§ Data extract:
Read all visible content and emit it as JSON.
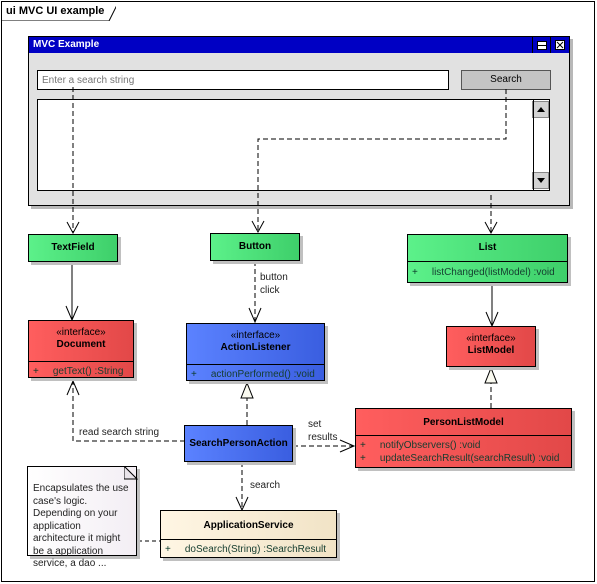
{
  "diagram": {
    "frame_title": "ui MVC UI example"
  },
  "window": {
    "title": "MVC Example",
    "minimize_icon": "minimize-icon",
    "close_icon": "close-icon",
    "search_input": {
      "value": "",
      "placeholder": "Enter a search string"
    },
    "search_button_label": "Search",
    "scroll_up_icon": "arrow-up-icon",
    "scroll_down_icon": "arrow-down-icon"
  },
  "classes": {
    "textfield": {
      "name": "TextField"
    },
    "button": {
      "name": "Button"
    },
    "list": {
      "name": "List",
      "operations": [
        {
          "visibility": "+",
          "signature": "listChanged(listModel)  :void"
        }
      ]
    },
    "document": {
      "stereotype": "«interface»",
      "name": "Document",
      "operations": [
        {
          "visibility": "+",
          "signature": "getText()  :String"
        }
      ]
    },
    "action_listener": {
      "stereotype": "«interface»",
      "name": "ActionListener",
      "operations": [
        {
          "visibility": "+",
          "signature": "actionPerformed()  :void"
        }
      ]
    },
    "list_model": {
      "stereotype": "«interface»",
      "name": "ListModel"
    },
    "search_person_action": {
      "name": "SearchPersonAction"
    },
    "person_list_model": {
      "name": "PersonListModel",
      "operations": [
        {
          "visibility": "+",
          "signature": "notifyObservers()  :void"
        },
        {
          "visibility": "+",
          "signature": "updateSearchResult(searchResult)  :void"
        }
      ]
    },
    "application_service": {
      "name": "ApplicationService",
      "operations": [
        {
          "visibility": "+",
          "signature": "doSearch(String)  :SearchResult"
        }
      ]
    }
  },
  "connector_labels": {
    "button_click_1": "button",
    "button_click_2": "click",
    "read_search_string": "read search string",
    "set_results_1": "set",
    "set_results_2": "results",
    "search": "search"
  },
  "note": {
    "text": "Encapsulates the use case's logic. Depending on your application architecture it might be a application service, a dao ..."
  },
  "colors": {
    "view_green": "#4ee07a",
    "interface_red": "#f05050",
    "controller_blue": "#4a70f0",
    "service_beige": "#f8ecd4",
    "window_title_blue": "#0000c4"
  }
}
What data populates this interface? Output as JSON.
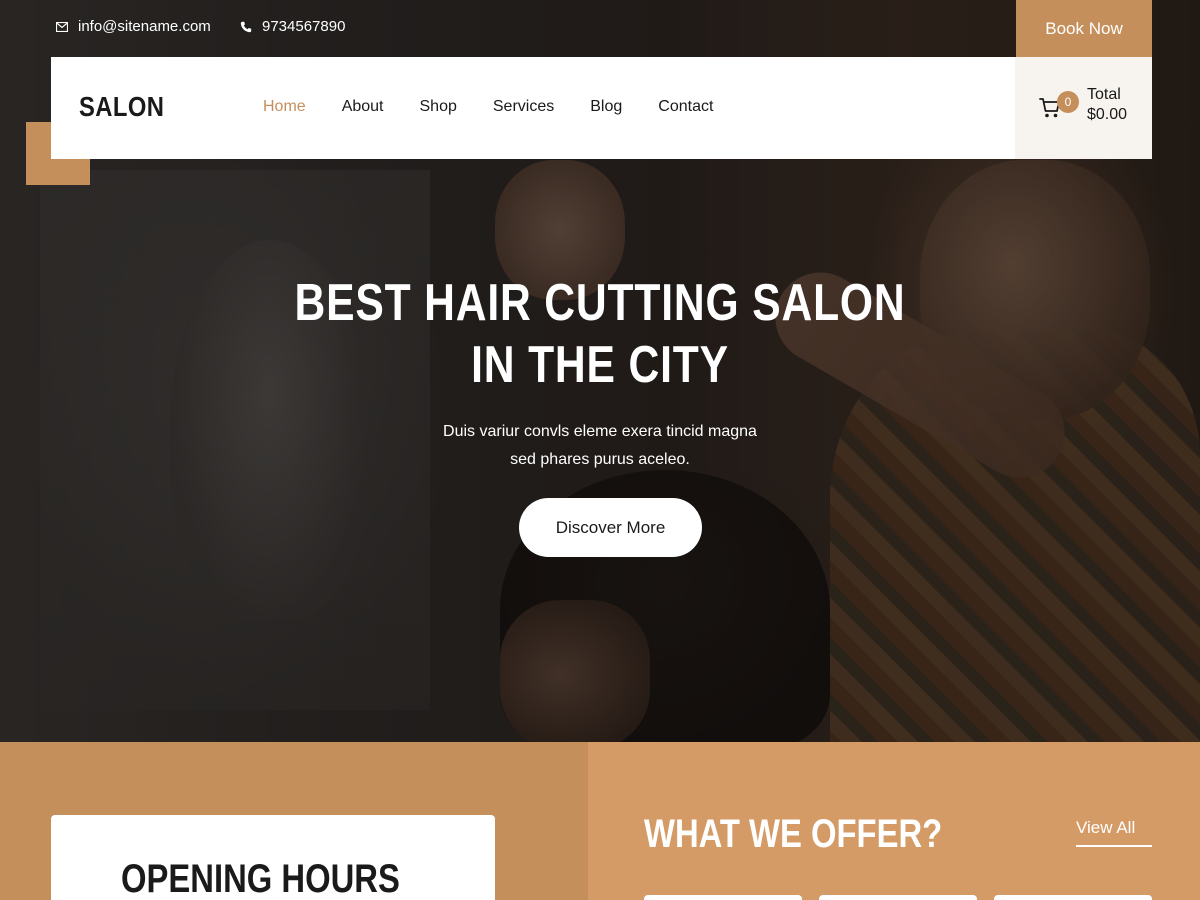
{
  "topbar": {
    "email": "info@sitename.com",
    "phone": "9734567890",
    "book_label": "Book Now",
    "email_icon": "envelope-icon",
    "phone_icon": "phone-icon"
  },
  "header": {
    "logo": "SALON",
    "nav": [
      {
        "label": "Home",
        "active": true
      },
      {
        "label": "About",
        "active": false
      },
      {
        "label": "Shop",
        "active": false
      },
      {
        "label": "Services",
        "active": false
      },
      {
        "label": "Blog",
        "active": false
      },
      {
        "label": "Contact",
        "active": false
      }
    ],
    "cart": {
      "count": "0",
      "total_label": "Total",
      "total_value": "$0.00",
      "icon": "cart-icon"
    }
  },
  "hero": {
    "title_line1": "BEST HAIR CUTTING SALON",
    "title_line2": "IN THE CITY",
    "subtitle_line1": "Duis variur convls eleme exera tincid magna",
    "subtitle_line2": "sed phares purus aceleo.",
    "cta_label": "Discover More"
  },
  "sections": {
    "hours_title": "OPENING HOURS",
    "offer_title": "WHAT WE OFFER?",
    "view_all_label": "View All"
  },
  "colors": {
    "accent": "#c58f5c",
    "accent_light": "#d59b66",
    "text_dark": "#1a1a1a",
    "white": "#ffffff"
  }
}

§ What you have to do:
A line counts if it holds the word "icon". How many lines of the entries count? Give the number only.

§ Answer section:
7